Everyone knows that plastic bags and wrappers, cigarette butts and bottles are litter if they are not disposed of properly but many don’t put lawn clippings and kitchen scraps in the same category.
This is a perception that Litter Ambassador Maureen Schmitt wants to change. She said that although green waste from the garden is organic it is still very destructive if it is dumped in bushland, on sand dunes or on riverbanks.
“Garden waste should be considered a valuable resource, far too valuable to just dump somewhere,” said Ms Schmitt. “Lawn clippings, tree prunings, leaves and even weeds are perfect for making compost or mulch for the garden but they spoil the structure and biodiversity of natural bushland environments.”

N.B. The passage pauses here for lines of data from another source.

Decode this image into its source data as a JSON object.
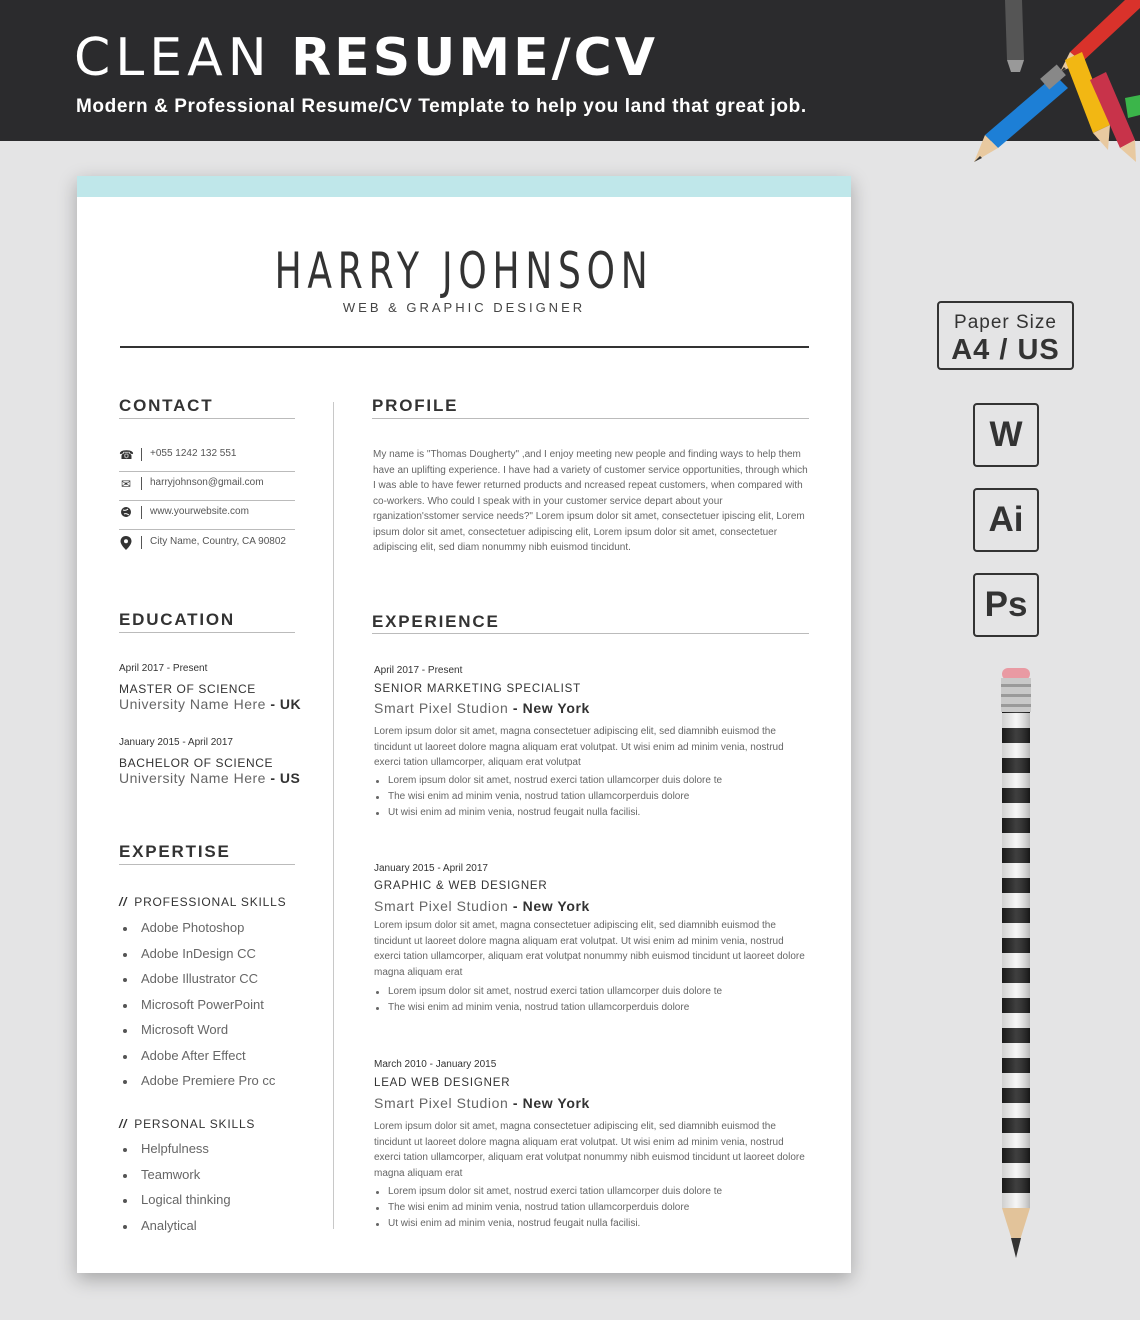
{
  "banner": {
    "title_light": "CLEAN",
    "title_bold": "RESUME/CV",
    "subtitle": "Modern & Professional Resume/CV Template to help you land that great job."
  },
  "resume": {
    "name": "HARRY JOHNSON",
    "role": "WEB & GRAPHIC DESIGNER",
    "contact": {
      "title": "CONTACT",
      "items": [
        {
          "icon": "phone-icon",
          "text": "+055 1242 132 551"
        },
        {
          "icon": "mail-icon",
          "text": "harryjohnson@gmail.com"
        },
        {
          "icon": "globe-icon",
          "text": "www.yourwebsite.com"
        },
        {
          "icon": "location-icon",
          "text": "City Name, Country, CA 90802"
        }
      ]
    },
    "education": {
      "title": "EDUCATION",
      "items": [
        {
          "date": "April 2017 - Present",
          "degree": "MASTER OF SCIENCE",
          "school": "University Name Here",
          "sep": " - ",
          "country": "UK"
        },
        {
          "date": "January 2015 - April 2017",
          "degree": "BACHELOR OF SCIENCE",
          "school": "University Name Here",
          "sep": " - ",
          "country": "US"
        }
      ]
    },
    "expertise": {
      "title": "EXPERTISE",
      "marker": "//",
      "professional_title": "PROFESSIONAL SKILLS",
      "professional": [
        "Adobe Photoshop",
        "Adobe InDesign CC",
        "Adobe Illustrator CC",
        "Microsoft PowerPoint",
        "Microsoft Word",
        "Adobe After Effect",
        "Adobe Premiere Pro cc"
      ],
      "personal_title": "PERSONAL SKILLS",
      "personal": [
        "Helpfulness",
        "Teamwork",
        "Logical thinking",
        "Analytical"
      ]
    },
    "profile": {
      "title": "PROFILE",
      "text": "My name is \"Thomas Dougherty\" ,and I enjoy meeting new people and finding ways to help them have an uplifting experience. I have had a variety of customer service opportunities, through which I was able to have fewer returned products and ncreased repeat customers, when compared with co-workers. Who could I speak with in your customer service depart about your rganization'sstomer service needs?\" Lorem ipsum dolor sit amet, consectetuer ipiscing elit, Lorem ipsum dolor sit amet, consectetuer adipiscing elit, Lorem ipsum dolor sit amet, consectetuer adipiscing elit, sed diam nonummy nibh euismod tincidunt."
    },
    "experience": {
      "title": "EXPERIENCE",
      "jobs": [
        {
          "date": "April 2017 - Present",
          "title": "SENIOR MARKETING SPECIALIST",
          "company": "Smart Pixel Studion",
          "sep": " - ",
          "city": "New York",
          "desc": "Lorem ipsum dolor sit amet, magna consectetuer adipiscing elit, sed diamnibh euismod the tincidunt ut laoreet dolore magna aliquam erat volutpat. Ut wisi enim ad minim venia, nostrud exerci tation ullamcorper, aliquam erat volutpat",
          "bullets": [
            "Lorem ipsum dolor sit amet, nostrud exerci tation ullamcorper duis dolore te",
            "The wisi enim ad minim venia, nostrud  tation ullamcorperduis dolore",
            "Ut wisi enim ad minim venia, nostrud  feugait nulla facilisi."
          ]
        },
        {
          "date": "January 2015 - April 2017",
          "title": "GRAPHIC & WEB DESIGNER",
          "company": "Smart Pixel Studion",
          "sep": " - ",
          "city": "New York",
          "desc": "Lorem ipsum dolor sit amet, magna consectetuer adipiscing elit, sed diamnibh euismod the tincidunt ut laoreet dolore magna aliquam erat volutpat. Ut wisi enim ad minim venia, nostrud exerci tation ullamcorper, aliquam erat volutpat nonummy nibh euismod tincidunt ut laoreet dolore magna aliquam erat",
          "bullets": [
            "Lorem ipsum dolor sit amet, nostrud exerci tation ullamcorper duis dolore te",
            "The wisi enim ad minim venia, nostrud  tation ullamcorperduis dolore"
          ]
        },
        {
          "date": "March 2010 - January 2015",
          "title": "LEAD WEB DESIGNER",
          "company": "Smart Pixel Studion",
          "sep": " - ",
          "city": "New York",
          "desc": "Lorem ipsum dolor sit amet, magna consectetuer adipiscing elit, sed diamnibh euismod the tincidunt ut laoreet dolore magna aliquam erat volutpat. Ut wisi enim ad minim venia, nostrud exerci tation ullamcorper, aliquam erat volutpat nonummy nibh euismod tincidunt ut laoreet dolore magna aliquam erat",
          "bullets": [
            "Lorem ipsum dolor sit amet, nostrud exerci tation ullamcorper duis dolore te",
            "The wisi enim ad minim venia, nostrud  tation ullamcorperduis dolore",
            "Ut wisi enim ad minim venia, nostrud  feugait nulla facilisi."
          ]
        }
      ]
    }
  },
  "sidebar": {
    "paper_label": "Paper Size",
    "paper_value": "A4 / US",
    "apps": [
      "W",
      "Ai",
      "Ps"
    ]
  },
  "colors": {
    "banner_bg": "#2b2b2d",
    "accent_bar": "#bfe7ea",
    "page_bg": "#e4e4e5"
  }
}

Ms Schmitt said many garden plants are nothing more than aggressive ‘bullies’ with no natural controls to restrict their spread in bushland. “Some material, like palm fronds can take years and years to breakdown and they provide no beneficial service to the environment,” she said. “Garden plants can quickly spread by seed or cuttings to form a monoculture of weeds in the bush, and grass clippings can smother native plants and introduce foreign grasses.”
Rather than dumping garden waste, Ms Schmitt suggests leaving lawn clippings on the lawn as a natural fertiliser and mulch, or mixing them with leaves, twigs and a little blood and bone to make a well-aerated mulch for garden beds.
“If you have a small garden it can be economical to share a garden bin bag with a neighbour or even donate your clippings to someone else’s compost,” she said. “Small tree branches cut up into 20 or 30 cm long pieces will break down slowly or you can use them as stakes for other plants. Palm fronds are one of the most difficult things to deal with but even they can be put to use as stakes once the leaves have been removed and added to the garden mulch.”
Using garden waste in this way will help smother weeds, slowly release nutrients and preserve soil moisture – all good outcomes in the garden. Ms Schmitt uses old bins with their bases removed as micro-composters around her own garden. Placing a bin at the base of a tree or within a vegetable garden, she puts all sorts of organic waste from the kitchen and around the garden, including weeds, and pops the lid on. Over time the contents of the bin breaks down and the nutrients are transported into the soil around the tree or veggie garden by industrious underground workers like earthworms.
“This system works so well and means I can ‘Bin it!’ in my own backyard,” she said. “There is no maintenance or digging required and no smell. I can just keep adding new material to the top of the pile. No green waste is sent to landfill and I don’t have a pile of waste that I need to dump.”
Larger tree branches and trunks are more difficult to manage and will generally need to be taken to a waste facility where the Bundaberg Regional Council uses them to make compost for residents to buy. Ms Schmitt recommends neighbourhood cooperation to reduce the cost of taking green waste to the dump as sharing the cost of a full load makes good economic sense. Dumping green waste anywhere other than at a waste facility is illegal and costs councils and ratepayers time and money to clear away weed infestations.
If you see household, garden or industrial waste being dumped in the bush, or rubbish being dropped or thrown from a vehicle, you can report the incident to Bundaberg Regional Council.
The Taking the Lead on Litter! Project is supported by the Queensland Government’s Litter and Illegal Dumping Community and Industry Partnerships Program.
For more information about the BMRG’s Taking the Lead on Litter project, please contact Jacinta Jowett, Project Coordinator on (07) 4181 2999.